Work instruction |
Keep only the lines that hold the string "this", filtering out the rest of the entries below.

===== Input records =====

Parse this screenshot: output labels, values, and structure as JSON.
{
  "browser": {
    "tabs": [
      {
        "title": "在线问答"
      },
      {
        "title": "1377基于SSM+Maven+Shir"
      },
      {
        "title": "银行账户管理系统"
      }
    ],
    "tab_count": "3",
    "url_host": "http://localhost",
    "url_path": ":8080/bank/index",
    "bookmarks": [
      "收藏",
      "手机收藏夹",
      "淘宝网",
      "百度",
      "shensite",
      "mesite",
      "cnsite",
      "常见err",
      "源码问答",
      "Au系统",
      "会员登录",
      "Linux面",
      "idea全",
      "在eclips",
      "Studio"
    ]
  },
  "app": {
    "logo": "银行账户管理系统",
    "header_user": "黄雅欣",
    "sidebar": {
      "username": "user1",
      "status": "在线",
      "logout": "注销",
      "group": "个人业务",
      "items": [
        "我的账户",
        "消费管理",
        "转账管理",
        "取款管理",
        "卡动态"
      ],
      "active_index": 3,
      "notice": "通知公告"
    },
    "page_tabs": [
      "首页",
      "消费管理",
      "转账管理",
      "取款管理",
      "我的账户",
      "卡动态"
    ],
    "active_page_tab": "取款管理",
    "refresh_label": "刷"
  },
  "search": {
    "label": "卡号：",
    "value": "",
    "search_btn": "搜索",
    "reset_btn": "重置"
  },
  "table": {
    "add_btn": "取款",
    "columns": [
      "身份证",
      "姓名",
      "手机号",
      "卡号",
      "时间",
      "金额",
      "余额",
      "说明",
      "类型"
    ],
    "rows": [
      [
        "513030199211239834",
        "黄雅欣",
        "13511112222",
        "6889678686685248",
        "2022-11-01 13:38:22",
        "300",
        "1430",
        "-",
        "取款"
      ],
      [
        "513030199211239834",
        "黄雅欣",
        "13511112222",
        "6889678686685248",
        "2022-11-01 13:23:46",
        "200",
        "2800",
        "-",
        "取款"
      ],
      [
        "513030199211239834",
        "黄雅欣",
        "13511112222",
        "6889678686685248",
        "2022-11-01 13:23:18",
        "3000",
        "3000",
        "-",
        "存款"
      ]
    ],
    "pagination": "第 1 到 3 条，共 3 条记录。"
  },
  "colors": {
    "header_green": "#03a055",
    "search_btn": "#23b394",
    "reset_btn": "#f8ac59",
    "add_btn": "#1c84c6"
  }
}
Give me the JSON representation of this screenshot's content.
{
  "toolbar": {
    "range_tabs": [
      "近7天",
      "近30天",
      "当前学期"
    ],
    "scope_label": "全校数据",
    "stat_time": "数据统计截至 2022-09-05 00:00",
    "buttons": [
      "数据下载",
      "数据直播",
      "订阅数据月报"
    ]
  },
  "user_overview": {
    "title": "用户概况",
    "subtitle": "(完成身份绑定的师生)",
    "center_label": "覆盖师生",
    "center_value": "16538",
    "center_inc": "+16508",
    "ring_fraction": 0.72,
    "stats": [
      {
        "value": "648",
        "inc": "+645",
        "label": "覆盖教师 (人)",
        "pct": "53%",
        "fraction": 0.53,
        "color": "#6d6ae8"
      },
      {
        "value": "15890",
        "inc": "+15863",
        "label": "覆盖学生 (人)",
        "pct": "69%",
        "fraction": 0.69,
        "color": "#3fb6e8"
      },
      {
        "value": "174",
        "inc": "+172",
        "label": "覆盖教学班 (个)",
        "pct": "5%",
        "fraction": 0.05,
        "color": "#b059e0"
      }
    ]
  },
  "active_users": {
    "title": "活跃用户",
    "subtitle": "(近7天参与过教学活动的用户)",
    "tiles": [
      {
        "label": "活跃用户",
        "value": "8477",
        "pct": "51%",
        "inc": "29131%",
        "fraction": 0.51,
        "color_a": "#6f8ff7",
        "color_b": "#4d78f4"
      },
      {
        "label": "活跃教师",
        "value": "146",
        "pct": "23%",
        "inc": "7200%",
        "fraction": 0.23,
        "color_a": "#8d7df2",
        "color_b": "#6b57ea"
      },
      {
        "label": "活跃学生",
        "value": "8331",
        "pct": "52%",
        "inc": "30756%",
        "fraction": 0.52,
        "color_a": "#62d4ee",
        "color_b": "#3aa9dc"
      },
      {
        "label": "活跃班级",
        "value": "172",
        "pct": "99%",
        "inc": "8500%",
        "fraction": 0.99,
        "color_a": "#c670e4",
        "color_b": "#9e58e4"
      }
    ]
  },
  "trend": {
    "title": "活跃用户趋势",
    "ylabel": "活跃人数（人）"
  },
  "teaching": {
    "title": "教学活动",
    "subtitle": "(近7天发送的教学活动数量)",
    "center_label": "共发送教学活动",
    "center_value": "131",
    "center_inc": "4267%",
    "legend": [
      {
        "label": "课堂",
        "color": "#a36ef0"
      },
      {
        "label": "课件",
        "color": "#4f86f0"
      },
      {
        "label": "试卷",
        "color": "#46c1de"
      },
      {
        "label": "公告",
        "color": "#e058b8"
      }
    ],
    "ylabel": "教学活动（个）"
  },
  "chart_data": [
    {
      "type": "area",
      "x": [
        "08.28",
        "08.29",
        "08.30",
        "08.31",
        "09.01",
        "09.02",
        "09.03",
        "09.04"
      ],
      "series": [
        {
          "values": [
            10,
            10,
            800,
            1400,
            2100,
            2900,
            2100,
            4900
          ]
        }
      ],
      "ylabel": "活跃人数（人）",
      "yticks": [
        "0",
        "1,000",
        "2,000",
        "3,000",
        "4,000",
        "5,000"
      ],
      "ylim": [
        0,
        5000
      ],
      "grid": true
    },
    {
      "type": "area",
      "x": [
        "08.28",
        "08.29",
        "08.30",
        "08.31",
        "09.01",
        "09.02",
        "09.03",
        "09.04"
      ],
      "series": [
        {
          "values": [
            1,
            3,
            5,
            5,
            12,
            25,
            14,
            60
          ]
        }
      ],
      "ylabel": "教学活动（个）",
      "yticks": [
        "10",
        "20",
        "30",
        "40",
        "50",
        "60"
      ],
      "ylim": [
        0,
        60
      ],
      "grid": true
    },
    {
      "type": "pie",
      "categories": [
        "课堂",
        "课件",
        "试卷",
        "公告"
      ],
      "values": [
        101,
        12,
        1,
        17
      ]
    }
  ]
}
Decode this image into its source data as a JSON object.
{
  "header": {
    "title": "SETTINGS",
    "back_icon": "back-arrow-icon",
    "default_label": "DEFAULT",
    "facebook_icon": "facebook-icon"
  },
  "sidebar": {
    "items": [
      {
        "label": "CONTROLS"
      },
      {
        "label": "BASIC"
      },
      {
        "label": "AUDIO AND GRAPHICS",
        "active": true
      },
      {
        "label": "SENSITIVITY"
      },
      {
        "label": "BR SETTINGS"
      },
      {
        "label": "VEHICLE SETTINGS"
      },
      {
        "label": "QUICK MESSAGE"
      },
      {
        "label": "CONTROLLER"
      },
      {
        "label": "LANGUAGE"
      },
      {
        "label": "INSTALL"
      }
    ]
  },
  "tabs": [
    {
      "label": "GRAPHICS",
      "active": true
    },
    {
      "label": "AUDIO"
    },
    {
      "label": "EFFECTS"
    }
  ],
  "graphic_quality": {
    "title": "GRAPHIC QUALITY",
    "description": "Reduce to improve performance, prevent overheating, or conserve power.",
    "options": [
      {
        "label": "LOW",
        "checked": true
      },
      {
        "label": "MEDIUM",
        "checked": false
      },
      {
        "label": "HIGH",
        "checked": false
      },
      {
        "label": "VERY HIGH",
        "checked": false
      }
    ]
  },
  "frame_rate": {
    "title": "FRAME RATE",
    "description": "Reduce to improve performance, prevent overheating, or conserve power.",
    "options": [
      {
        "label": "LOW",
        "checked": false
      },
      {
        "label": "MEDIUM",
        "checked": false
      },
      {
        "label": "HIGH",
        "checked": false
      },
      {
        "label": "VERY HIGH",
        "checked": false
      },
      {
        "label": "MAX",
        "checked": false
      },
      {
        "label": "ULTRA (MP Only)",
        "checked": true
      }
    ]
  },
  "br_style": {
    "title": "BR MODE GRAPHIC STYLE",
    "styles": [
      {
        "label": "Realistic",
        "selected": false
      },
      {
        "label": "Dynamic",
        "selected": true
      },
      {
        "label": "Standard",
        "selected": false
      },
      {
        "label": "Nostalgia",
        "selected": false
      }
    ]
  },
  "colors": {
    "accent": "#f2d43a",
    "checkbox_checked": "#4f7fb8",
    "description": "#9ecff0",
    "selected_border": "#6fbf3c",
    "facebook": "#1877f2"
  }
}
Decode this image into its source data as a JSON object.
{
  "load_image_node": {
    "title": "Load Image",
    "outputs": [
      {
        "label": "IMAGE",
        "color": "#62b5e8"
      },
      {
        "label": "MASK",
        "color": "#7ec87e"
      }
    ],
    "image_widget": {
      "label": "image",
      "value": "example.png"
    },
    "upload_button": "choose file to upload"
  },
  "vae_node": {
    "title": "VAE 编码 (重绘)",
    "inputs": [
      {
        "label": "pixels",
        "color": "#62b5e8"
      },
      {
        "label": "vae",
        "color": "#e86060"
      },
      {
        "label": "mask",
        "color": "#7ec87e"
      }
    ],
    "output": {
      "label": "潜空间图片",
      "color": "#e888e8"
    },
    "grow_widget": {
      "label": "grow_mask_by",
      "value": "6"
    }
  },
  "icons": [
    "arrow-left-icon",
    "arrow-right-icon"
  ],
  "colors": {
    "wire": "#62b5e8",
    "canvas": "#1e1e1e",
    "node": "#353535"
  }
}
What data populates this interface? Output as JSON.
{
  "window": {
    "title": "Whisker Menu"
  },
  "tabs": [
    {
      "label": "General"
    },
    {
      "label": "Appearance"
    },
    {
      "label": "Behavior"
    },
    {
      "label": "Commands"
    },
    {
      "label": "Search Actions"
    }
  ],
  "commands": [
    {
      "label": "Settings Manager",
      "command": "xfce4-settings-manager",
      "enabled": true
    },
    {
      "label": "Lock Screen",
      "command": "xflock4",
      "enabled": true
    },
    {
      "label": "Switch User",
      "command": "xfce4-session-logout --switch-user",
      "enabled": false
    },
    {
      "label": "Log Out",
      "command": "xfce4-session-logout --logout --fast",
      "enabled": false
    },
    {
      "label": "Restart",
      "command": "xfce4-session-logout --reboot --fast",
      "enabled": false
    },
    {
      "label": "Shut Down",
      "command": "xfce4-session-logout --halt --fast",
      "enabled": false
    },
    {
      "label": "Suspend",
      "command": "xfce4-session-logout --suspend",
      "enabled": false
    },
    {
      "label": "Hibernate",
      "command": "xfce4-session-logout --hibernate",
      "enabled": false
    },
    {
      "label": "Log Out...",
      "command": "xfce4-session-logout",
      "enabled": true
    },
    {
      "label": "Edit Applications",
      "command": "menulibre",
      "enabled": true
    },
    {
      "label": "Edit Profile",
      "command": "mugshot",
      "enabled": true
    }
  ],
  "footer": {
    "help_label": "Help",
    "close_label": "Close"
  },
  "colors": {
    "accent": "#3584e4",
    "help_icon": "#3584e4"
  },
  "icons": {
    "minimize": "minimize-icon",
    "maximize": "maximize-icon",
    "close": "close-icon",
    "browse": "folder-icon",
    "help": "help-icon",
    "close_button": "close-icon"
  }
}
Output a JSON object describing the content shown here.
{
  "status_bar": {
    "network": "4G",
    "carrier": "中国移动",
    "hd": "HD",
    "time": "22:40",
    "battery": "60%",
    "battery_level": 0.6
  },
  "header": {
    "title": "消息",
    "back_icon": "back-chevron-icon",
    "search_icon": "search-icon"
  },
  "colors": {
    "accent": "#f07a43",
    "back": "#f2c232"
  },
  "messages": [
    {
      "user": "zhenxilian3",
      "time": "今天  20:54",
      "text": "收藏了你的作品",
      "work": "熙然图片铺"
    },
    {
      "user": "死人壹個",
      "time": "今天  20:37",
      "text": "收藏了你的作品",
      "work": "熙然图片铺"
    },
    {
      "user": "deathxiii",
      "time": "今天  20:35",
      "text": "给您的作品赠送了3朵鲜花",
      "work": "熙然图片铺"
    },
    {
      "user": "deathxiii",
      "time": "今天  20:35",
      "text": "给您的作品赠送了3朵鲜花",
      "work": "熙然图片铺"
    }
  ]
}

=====

Completed exercise |
Parse this screenshot: output labels, values, and structure as JSON.
Give me the JSON representation of this screenshot's content.
Decode this image into its source data as a JSON object.
Decode this image into its source data as a JSON object.
What data populates this interface? Output as JSON.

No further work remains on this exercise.